Yet before we review the actual primary and secondary closing techniques, it’s important to remind reservations colleagues that securing the sale is a natural next step in a personalized, engaging reservations inquiry call. Sometimes agents who are the most kind, empathetic and genuinely helpful are also the least likely to try to secure the sale. Seems to me that they do not want to come across as that pushy, over-bearing stereotypical salesperson. Therefore, be sure to remind everyone that our efforts to secure the sale benefit all stakeholders in the equation!
- The caller locks-in the rate quoted and ensures availability.
- The company secures another reservation.
- Our colleagues in operations benefit from more guests and thus job security!

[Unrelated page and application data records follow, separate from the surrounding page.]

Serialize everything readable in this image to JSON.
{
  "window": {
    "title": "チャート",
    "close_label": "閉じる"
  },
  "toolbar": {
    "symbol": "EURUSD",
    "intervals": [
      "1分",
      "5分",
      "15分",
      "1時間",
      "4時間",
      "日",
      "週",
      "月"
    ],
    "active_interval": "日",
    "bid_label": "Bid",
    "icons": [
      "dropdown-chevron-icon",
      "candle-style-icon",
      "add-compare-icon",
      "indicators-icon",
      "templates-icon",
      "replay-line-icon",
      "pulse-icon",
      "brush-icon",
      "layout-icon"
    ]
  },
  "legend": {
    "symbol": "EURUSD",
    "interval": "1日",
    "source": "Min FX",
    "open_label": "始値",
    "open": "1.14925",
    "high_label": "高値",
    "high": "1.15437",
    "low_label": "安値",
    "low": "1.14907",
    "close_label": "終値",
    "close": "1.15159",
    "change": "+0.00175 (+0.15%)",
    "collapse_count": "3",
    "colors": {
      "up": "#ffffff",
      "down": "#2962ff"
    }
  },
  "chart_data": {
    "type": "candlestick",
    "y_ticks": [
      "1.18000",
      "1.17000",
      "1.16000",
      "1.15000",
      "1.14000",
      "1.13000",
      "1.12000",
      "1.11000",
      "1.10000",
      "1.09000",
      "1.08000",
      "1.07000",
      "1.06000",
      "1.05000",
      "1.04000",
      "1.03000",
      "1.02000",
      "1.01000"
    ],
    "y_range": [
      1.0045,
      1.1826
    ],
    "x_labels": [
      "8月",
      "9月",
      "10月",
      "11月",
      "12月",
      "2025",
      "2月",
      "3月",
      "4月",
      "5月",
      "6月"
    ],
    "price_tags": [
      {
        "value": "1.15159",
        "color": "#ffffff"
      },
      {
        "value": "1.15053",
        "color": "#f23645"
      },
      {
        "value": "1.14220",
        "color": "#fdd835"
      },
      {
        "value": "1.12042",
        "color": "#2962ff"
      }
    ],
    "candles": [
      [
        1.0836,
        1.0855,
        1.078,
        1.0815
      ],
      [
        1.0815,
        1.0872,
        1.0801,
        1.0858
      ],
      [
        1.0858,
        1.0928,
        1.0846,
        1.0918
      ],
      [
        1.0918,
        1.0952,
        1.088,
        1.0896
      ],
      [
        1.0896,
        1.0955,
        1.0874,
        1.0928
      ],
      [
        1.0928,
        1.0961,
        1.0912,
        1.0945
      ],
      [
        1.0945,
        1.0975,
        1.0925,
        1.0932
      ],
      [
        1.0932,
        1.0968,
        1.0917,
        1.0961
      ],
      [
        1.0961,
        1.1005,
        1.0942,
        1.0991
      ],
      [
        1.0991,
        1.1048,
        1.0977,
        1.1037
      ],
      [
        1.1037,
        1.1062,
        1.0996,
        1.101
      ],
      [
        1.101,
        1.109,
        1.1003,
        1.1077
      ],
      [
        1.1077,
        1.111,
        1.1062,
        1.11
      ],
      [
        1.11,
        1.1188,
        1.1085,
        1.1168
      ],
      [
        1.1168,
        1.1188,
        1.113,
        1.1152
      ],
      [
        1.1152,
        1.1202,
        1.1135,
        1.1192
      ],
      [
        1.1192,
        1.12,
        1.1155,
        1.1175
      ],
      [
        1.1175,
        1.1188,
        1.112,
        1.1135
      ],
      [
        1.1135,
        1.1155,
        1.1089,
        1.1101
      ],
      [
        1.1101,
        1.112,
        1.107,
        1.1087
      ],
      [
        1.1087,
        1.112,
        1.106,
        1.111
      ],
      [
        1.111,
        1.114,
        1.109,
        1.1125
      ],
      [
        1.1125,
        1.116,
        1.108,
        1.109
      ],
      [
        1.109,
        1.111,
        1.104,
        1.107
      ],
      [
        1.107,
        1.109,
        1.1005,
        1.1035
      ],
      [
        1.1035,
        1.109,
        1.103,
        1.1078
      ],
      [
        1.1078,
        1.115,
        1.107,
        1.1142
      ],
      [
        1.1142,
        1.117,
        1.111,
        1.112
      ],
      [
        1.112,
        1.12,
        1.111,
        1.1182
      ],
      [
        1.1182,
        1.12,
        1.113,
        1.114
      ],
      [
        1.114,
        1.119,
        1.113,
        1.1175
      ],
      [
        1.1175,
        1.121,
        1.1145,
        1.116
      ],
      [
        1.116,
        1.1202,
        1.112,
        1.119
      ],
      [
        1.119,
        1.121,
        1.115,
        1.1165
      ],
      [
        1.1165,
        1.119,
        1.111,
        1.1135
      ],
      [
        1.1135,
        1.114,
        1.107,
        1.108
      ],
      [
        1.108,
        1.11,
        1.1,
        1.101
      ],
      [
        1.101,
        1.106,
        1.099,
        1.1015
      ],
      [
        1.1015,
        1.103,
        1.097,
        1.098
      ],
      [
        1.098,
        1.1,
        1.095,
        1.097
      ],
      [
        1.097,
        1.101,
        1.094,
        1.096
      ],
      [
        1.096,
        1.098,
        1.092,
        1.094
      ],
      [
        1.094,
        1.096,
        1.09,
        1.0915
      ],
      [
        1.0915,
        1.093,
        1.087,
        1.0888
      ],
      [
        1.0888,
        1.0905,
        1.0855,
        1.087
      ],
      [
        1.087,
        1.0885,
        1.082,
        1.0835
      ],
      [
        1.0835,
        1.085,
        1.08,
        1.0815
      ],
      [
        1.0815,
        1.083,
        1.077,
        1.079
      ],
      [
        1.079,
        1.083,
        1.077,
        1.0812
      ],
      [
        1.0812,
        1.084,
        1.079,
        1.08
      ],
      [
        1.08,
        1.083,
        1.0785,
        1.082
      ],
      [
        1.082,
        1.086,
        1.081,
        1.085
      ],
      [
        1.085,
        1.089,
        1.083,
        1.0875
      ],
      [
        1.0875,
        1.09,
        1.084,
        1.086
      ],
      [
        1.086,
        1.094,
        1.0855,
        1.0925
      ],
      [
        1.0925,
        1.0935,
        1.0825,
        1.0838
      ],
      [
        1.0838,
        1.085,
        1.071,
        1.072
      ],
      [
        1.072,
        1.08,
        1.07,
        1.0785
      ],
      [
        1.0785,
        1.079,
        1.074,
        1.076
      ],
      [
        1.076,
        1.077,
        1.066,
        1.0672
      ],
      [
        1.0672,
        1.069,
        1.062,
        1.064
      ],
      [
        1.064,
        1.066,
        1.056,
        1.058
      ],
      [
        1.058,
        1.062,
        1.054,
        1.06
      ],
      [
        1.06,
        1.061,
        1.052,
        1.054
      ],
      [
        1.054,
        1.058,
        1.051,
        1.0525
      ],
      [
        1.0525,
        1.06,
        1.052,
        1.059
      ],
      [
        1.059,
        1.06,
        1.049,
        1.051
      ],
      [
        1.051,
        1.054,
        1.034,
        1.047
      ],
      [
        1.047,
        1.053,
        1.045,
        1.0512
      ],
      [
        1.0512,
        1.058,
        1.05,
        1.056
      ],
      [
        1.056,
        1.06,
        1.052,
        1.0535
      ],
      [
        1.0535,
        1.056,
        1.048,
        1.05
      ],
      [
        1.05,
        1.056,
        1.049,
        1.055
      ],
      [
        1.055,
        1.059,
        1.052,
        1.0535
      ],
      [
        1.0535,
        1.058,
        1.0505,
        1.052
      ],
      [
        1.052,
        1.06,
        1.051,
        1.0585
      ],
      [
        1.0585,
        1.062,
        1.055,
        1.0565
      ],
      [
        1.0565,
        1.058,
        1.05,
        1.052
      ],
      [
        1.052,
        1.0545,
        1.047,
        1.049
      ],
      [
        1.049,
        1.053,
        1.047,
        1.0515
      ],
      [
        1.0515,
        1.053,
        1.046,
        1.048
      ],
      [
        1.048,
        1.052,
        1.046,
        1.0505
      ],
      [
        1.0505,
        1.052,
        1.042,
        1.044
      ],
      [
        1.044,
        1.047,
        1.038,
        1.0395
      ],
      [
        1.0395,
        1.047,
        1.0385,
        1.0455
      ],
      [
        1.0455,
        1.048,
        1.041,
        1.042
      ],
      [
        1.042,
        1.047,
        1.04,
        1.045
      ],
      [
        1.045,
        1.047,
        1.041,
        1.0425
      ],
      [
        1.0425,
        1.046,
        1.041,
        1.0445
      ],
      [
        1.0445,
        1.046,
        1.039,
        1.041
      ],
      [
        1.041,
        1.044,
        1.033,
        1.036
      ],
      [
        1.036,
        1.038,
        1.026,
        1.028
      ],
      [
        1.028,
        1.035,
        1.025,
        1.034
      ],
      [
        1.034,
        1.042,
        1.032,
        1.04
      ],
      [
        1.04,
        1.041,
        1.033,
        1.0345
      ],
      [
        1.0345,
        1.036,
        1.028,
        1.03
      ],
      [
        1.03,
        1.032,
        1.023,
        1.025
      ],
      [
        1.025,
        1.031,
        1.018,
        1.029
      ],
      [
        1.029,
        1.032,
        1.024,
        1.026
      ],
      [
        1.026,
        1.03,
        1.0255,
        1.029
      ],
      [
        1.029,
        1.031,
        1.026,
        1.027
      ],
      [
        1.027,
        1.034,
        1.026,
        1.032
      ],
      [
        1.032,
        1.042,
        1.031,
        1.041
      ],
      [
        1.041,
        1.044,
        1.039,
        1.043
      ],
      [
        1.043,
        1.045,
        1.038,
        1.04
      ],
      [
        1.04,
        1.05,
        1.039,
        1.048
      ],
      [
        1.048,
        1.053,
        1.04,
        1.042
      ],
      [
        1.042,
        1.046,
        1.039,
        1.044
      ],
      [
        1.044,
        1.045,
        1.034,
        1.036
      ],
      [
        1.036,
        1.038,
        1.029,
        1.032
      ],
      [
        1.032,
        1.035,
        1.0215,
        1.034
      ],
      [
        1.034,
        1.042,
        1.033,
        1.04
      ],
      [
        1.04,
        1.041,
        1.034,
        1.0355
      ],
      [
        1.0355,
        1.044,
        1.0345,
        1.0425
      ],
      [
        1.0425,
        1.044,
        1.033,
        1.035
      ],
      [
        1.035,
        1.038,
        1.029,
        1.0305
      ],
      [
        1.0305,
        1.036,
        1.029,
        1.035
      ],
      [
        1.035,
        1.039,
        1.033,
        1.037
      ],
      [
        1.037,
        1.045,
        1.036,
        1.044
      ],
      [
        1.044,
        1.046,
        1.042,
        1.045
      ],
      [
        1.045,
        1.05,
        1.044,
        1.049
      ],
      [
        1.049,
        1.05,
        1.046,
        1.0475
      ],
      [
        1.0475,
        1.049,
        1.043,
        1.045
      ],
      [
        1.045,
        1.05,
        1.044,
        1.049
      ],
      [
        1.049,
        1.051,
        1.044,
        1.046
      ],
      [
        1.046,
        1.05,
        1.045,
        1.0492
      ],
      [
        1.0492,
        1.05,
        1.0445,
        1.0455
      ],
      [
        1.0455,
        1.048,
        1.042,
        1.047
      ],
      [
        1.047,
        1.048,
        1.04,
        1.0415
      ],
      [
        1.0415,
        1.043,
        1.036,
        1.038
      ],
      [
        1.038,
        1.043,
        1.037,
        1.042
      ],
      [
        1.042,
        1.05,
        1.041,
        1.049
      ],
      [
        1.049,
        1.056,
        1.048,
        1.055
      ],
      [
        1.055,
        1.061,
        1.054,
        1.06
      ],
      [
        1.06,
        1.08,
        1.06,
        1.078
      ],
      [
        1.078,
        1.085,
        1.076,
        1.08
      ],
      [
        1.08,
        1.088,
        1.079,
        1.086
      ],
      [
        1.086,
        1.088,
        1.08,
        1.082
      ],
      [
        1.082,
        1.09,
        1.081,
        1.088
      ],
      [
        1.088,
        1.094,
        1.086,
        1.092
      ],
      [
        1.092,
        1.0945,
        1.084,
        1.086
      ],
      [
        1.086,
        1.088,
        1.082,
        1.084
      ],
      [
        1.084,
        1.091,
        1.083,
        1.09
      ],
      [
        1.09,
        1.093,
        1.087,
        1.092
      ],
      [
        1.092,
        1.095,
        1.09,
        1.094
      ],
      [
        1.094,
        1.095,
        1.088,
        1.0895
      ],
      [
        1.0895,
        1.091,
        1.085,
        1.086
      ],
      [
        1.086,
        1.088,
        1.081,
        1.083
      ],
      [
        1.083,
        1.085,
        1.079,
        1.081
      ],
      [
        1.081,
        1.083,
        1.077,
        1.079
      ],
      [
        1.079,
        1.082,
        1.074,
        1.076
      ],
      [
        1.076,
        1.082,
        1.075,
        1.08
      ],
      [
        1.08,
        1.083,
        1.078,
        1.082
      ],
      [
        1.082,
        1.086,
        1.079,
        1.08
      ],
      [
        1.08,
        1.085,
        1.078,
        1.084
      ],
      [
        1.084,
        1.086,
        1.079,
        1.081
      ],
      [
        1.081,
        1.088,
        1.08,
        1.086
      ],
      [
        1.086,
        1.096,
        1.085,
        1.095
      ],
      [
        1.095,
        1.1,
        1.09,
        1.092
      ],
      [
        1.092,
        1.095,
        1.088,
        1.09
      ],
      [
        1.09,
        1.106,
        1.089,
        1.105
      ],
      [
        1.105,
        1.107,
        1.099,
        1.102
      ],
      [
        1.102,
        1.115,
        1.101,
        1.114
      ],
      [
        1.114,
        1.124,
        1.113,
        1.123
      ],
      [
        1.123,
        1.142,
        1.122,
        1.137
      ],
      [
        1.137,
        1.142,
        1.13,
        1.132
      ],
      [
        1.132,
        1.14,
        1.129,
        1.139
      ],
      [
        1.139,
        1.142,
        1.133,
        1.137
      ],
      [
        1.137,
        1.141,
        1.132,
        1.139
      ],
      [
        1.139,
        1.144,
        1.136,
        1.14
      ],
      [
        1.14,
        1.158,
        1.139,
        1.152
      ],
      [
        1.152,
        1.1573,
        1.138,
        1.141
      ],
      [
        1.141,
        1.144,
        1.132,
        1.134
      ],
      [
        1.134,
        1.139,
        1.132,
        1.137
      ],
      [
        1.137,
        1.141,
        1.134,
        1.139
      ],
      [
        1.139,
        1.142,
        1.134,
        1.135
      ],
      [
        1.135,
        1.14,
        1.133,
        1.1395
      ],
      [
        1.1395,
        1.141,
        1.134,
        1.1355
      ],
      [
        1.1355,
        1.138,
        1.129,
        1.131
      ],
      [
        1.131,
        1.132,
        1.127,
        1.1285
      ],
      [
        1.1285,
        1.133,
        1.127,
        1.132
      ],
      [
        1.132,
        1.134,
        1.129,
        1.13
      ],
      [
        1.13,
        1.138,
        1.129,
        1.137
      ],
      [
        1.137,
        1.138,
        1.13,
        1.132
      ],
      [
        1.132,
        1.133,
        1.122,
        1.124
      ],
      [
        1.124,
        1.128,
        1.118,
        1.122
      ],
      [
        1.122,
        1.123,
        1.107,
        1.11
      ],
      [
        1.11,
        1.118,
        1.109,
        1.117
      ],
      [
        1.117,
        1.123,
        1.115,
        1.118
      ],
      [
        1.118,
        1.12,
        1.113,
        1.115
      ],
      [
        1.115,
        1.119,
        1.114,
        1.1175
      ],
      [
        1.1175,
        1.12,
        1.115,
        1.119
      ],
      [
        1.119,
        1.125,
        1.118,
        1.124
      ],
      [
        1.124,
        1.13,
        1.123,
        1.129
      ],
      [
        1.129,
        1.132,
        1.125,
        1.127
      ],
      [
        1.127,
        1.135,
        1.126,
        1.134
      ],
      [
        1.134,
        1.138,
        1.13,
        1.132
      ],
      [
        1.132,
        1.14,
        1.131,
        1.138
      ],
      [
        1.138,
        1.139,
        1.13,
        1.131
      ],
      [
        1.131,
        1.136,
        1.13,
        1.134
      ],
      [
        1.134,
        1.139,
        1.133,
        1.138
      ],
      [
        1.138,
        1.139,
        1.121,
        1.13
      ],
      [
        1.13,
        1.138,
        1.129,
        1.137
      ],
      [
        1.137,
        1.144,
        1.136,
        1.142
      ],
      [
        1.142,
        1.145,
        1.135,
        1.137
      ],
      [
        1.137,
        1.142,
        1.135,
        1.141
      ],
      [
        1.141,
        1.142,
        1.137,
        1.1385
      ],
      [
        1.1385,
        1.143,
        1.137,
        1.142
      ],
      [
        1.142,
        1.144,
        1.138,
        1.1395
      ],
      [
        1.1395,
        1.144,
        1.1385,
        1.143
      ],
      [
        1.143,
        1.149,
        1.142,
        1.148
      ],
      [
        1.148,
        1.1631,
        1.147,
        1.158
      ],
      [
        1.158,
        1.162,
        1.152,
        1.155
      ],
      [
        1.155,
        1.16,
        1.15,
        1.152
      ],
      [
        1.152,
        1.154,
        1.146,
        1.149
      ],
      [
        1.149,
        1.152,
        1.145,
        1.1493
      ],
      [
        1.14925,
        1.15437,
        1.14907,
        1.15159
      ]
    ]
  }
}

Next, train your team to make it a habit to always ask for the sale right after they have quoted rates. When it comes to the actual verbiage, agents should adjust their approach according to the conversation they are having. Here are four different approaches for closing the sale.
The Trial Close. This one works best when callers state up front they do not want to commit and say they just want to check rates. This is a softer closing technique that acknowledges their comment.
“Now I know you said you weren’t ready, but if you like I can lock that in…”
The “Secure It For You” method works well in most call scenarios. It presents the attempt to secure the sale as a courtesy being extended by leaving the “next step” with you such as:
“May I secure that for you?”
“May I reserve that for you?”
The “Choice of Options” close is ideal when your conversation has narrowed down the caller’s decision into two accommodations or packages. This method restates the options in a way that assumes they caller will select one of them. Examples:
“Which of those may I secure for you?”
“Did you prefer the traditional or deluxe option?”
Finally, there is the “Assume The Sale” closing technique. This approach works best when callers give strong buying signals such as “That sounds perfect!” or “Okay, so the rate is…” Recognizing that the caller already essentially said “Yes,” this method assumes they will proceed and very often they do! Just start asking for the details necessary to finalize the reservation such as:
“Okay, and how do you spell that last name Mr. Kennedy?”
“That was for arrival on Saturday, June 20, correct?”